Yes, but what do the Rougher All Stars have to do with the Blue Riddim Band? A whole lot. Both bands hail from Kansas and are basically one, like the 2013 album "Blue Riddim Band Meets Rougher All Stars: Enter The Riddim(Rougher Records) shows. Some of the musicians involved, like multi-instrumentalists Todd "Bebop" Burd aka "The Little General" and Emily "Goldie/Goldilocks" Madison, played in both bands. The two were also responsible for the co-production and mixing of the above-mentioned album, on which the song "Do Me Like That" is found, which in turn was the inspiration for the title of the new album that we are talking about here.
Another ten years later, “Rougher All Stars: Dub Me Like That(Rougher Records) and the Rougher All Stars have since shrunk to a duo. The eight carefully crafted Dubs and instrumentals were produced, written and arranged by Todd "Bebop" Burd and Emily "Goldie/Goldilocks" Madison. "Dub Me Like That" reflects the music of the pioneers of this genre.
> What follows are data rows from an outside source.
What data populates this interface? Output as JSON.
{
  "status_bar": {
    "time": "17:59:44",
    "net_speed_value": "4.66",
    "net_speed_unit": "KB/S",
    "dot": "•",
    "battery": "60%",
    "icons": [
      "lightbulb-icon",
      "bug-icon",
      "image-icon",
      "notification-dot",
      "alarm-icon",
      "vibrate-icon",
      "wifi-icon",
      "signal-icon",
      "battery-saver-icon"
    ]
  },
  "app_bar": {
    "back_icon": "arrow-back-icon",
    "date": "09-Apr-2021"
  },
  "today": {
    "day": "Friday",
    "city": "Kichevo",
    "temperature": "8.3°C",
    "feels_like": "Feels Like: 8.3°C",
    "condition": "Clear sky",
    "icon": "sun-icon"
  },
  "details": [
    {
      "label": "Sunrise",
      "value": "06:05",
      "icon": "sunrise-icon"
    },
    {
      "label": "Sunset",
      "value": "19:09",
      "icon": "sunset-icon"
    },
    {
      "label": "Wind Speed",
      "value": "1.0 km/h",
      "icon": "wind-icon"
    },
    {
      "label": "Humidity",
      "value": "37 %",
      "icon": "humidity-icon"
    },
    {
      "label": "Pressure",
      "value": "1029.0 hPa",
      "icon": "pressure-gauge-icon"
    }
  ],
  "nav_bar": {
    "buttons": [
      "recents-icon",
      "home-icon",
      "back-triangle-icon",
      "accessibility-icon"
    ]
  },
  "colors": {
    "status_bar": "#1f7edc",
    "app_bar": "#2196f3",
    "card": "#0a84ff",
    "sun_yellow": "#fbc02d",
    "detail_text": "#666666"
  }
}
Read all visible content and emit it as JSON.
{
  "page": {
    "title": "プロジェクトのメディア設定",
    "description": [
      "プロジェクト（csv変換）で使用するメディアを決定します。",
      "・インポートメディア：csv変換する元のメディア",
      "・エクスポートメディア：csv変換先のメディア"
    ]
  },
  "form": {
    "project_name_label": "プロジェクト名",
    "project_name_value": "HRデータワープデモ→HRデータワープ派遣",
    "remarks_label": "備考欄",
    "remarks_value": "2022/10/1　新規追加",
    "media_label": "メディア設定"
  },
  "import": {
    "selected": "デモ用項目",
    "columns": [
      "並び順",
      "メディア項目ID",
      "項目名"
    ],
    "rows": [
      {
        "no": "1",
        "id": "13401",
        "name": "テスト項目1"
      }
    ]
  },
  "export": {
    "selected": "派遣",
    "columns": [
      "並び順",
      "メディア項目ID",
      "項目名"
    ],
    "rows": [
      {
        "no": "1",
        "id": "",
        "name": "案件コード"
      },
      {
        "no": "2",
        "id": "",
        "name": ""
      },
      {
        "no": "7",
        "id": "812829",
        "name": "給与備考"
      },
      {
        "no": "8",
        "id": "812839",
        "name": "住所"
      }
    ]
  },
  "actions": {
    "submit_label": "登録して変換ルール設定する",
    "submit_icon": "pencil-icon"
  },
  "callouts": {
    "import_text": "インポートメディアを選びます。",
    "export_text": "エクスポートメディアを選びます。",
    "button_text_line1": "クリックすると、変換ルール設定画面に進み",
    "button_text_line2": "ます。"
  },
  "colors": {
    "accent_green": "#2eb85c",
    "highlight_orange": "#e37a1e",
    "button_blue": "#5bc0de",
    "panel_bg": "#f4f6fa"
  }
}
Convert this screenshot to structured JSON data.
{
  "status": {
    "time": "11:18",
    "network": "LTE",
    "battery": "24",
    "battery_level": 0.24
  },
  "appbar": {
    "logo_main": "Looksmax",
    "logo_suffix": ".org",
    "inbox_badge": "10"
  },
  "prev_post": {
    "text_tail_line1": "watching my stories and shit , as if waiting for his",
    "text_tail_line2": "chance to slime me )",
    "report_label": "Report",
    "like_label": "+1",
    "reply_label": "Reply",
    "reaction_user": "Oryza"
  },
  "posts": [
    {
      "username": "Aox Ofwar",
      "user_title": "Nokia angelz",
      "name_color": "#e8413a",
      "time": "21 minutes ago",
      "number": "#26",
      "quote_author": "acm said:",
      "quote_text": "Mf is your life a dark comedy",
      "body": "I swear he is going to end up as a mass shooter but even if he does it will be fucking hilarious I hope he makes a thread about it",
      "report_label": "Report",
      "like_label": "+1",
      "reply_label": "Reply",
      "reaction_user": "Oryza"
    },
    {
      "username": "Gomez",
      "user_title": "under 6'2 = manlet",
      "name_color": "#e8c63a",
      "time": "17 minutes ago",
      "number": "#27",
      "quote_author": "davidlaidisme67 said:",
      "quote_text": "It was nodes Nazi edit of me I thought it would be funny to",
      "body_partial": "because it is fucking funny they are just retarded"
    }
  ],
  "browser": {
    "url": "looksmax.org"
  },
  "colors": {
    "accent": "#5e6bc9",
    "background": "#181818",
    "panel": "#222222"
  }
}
With due respect to the musical heritage, this album embodies the spirit of the greats of classic reggae. Todd Burd and Emily Madison's commitment to authenticity can be heard in every note on the album. From throbbing bass lines to intricate horn arrangements, each track was recorded in real-time with guest musicians. The DubEffects have been used sparingly but purposefully, and the tracks on offer range from faster ska-like numbers to classic ones Dub-Takes. In short, the result undeniably reflects the true essence of timeless reggaeDub-Sounds reflected. Burd explains in the interview: "We wanted to make an album that would commemorate the golden era of the Dub Pays tribute, but in our own way. While staying true to our roots, the subtle jazz nuances add a unique twist to the sound, which I think makes for an immersive experience.” Emily Madison adds, “We wanted to create an album that would stand the test of time. That's why we hope that people will be hearing these tracks for many years to come.” The Rougher All Stars would definitely like that.